Results: Intervention costs and medication costs were significantly lower in e-Exercise compared to usual physiotherapy. Total societal costs and total healthcare costs did not significantly differ between groups. No significant differences in effectiveness were found between groups. For physical functioning and physical activity, the maximum probability of e-Exercise being cost-effective compared to usual physiotherapy was moderate (< 0.82) from both perspectives. For QALYs, the probability of e-Exercise being cost-effective compared to usual physiotherapy was 0.68/0.84 at a willingness to pay of 10,000 Euro and 0.70/0.80 at a willingness to pay of 80,000 Euro per gained QALY, from respectively the societal and the healthcare perspective.
Conclusions: E-Exercise itself was significantly cheaper compared to usual physiotherapy in patients with hip and/or knee osteoarthritis, but not cost-effective from the societal- as well as healthcare perspective.
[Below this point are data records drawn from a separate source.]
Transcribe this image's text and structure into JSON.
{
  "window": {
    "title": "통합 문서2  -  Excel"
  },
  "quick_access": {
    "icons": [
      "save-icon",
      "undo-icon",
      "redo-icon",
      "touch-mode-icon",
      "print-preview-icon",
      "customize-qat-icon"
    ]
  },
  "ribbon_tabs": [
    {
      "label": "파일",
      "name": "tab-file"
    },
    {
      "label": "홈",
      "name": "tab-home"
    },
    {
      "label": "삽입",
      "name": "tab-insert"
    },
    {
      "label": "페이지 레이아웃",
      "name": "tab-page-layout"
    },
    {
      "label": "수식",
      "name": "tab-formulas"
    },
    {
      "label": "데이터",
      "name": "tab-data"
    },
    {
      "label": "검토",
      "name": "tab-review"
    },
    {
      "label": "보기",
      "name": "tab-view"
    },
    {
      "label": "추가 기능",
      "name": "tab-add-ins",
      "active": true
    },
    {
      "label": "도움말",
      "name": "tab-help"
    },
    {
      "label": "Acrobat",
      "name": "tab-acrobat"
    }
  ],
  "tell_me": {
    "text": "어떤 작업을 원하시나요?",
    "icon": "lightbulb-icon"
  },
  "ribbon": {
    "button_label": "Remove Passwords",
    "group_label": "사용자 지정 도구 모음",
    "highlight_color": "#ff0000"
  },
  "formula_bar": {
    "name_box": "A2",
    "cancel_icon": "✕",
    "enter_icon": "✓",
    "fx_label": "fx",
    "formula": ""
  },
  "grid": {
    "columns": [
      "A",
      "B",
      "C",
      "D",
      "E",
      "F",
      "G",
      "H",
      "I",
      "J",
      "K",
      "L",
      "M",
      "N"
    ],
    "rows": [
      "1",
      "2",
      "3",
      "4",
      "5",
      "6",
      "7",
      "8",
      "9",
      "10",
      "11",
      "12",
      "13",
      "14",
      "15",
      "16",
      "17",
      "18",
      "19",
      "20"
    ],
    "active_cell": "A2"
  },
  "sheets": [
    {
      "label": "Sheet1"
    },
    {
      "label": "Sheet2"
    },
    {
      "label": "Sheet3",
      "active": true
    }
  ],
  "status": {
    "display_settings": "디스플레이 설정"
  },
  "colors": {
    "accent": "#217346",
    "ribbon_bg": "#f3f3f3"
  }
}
The decision between both interventions can be based on the preferences of the patient and the physiotherapist.
- Corelien J. J. Kloek 1,2,3,4
- Johanna M. van Dongen 5
- Dinny H. de Bakker 1,2
- Daniël Bossen 6
- Joost Dekker 7,8
- Cindy Veenhof 3,4
Netherlands Institute for Health Services Research (NIVEL), Utrecht, the Netherlands
Department of Rehabilitation, Physiotherapy Sciences and Sports, Brain Center Rudolf Magnus, University Medical Center Utrecht, Utrecht, the Netherlands
Expertise Center Innovation of Care, Research Group Innovation of Mobility Care, University of Applied Sciences Utrecht, Utrecht, the Netherlands
Department of Health Sciences and EMGO+ Institute for Health and Care Research, Faculty of Earth and Life Sciences, VU University Medical Center Amsterdam, Amsterdam, the Netherlands
ACHIEVE Centre of Expertise, Faculty of Health, Amsterdam University of Applied Sciences, Amsterdam, the Netherlands
Department of Rehabilitation Medicine Amsterdam Public Health Research Institute, VU University Medical Center Amsterdam, Amsterdam, the Netherlands
Department of Psychiatry Amsterdam Public Health Research Institute, VU University Medical Center Amsterdam, Amsterdam, the Netherlands
BMC Public Health